The Salk Institute has enlisted a new ally in the effort to address the anticipated dangers of climate change — plants.
Scientists at the institute propose to breed plants to more efficiently remove carbon dioxide from the atmosphere, sequestering it in the ground for many decades. This could reduce global warming, expected if future temperatures rise as they have in the last several decades.
The “Harnessing Plants Initiative” officially kicks off Friday. Events include a discussion with Salk plant scientists moderated by Robert Redford, the actor and environmental activist. Redford has long been interested in the institute, and included it in a recent documentary, “Cathedrals of Culture.”
By using plants as biological carbon scrubbers, as much as half the human contribution to atmospheric carbon dioxide could be trapped semi-permanently in the soil, said Joanne Chory, one of the plant scientists leading the program.
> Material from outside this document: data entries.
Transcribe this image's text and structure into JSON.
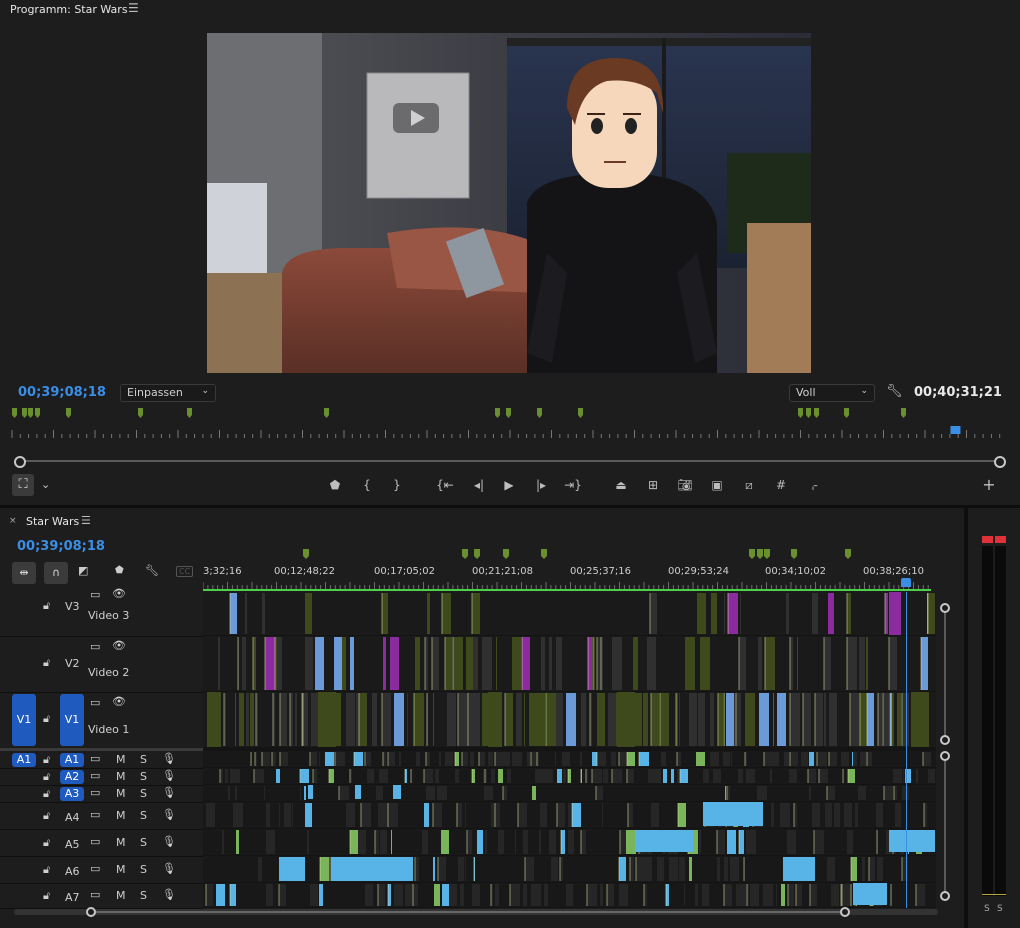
{
  "program_monitor": {
    "title": "Programm: Star Wars",
    "menu_icon": "hamburger-icon",
    "current_timecode": "00;39;08;18",
    "fit_dropdown": "Einpassen",
    "quality_dropdown": "Voll",
    "duration_timecode": "00;40;31;21",
    "scrub_fraction": 0.955
  },
  "timeline": {
    "tab_title": "Star Wars",
    "current_timecode": "00;39;08;18",
    "ruler_labels": [
      "3;32;16",
      "00;12;48;22",
      "00;17;05;02",
      "00;21;21;08",
      "00;25;37;16",
      "00;29;53;24",
      "00;34;10;02",
      "00;38;26;10"
    ],
    "video_tracks": [
      {
        "id": "V3",
        "name": "Video 3"
      },
      {
        "id": "V2",
        "name": "Video 2"
      },
      {
        "id": "V1",
        "name": "Video 1",
        "source_patch": "V1"
      }
    ],
    "audio_tracks": [
      {
        "id": "A1",
        "source_patch": "A1"
      },
      {
        "id": "A2"
      },
      {
        "id": "A3"
      },
      {
        "id": "A4"
      },
      {
        "id": "A5"
      },
      {
        "id": "A6"
      },
      {
        "id": "A7"
      }
    ],
    "mute_label": "M",
    "solo_label": "S"
  },
  "audio_meter": {
    "solo_labels": [
      "S",
      "S"
    ]
  },
  "colors": {
    "accent_blue": "#3a8ee6",
    "patch_blue": "#1f5bbf",
    "marker_green": "#6a8f2f",
    "video_clip_green": "#3f4a1c",
    "audio_clip_blue": "#58b4e6",
    "magenta_clip": "#8c2aa0",
    "meter_peak_red": "#e0303a"
  }
}
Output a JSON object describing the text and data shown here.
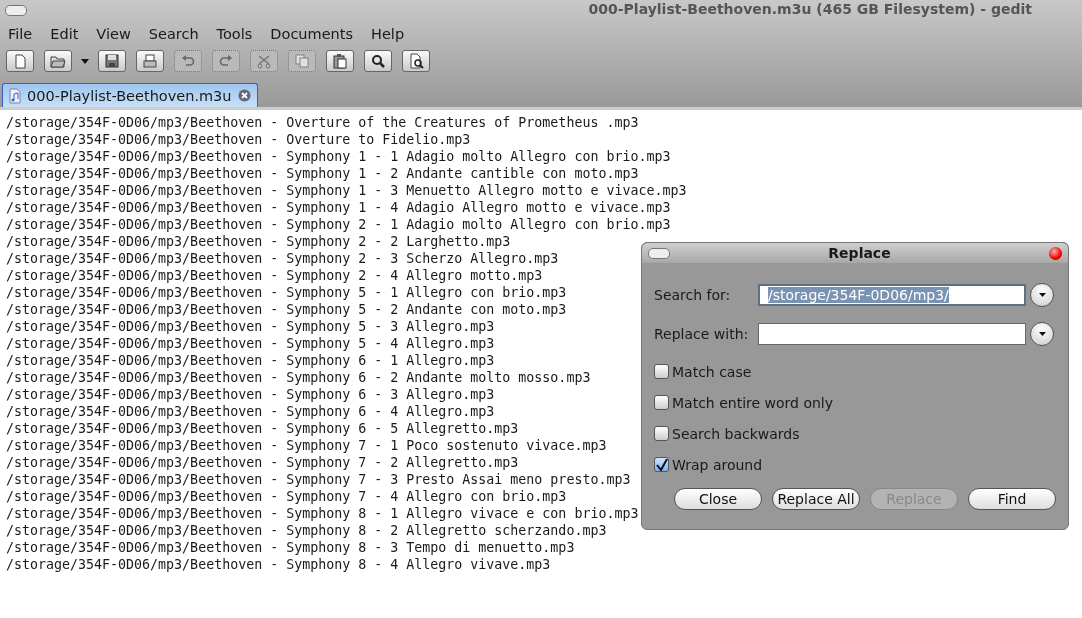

“If you want to fight climate change, you need a photosynthetic organism,” she said. “So that’s what we’re going to do. We’re going to get plants to keep carbon in the ground, sequester it.” Read more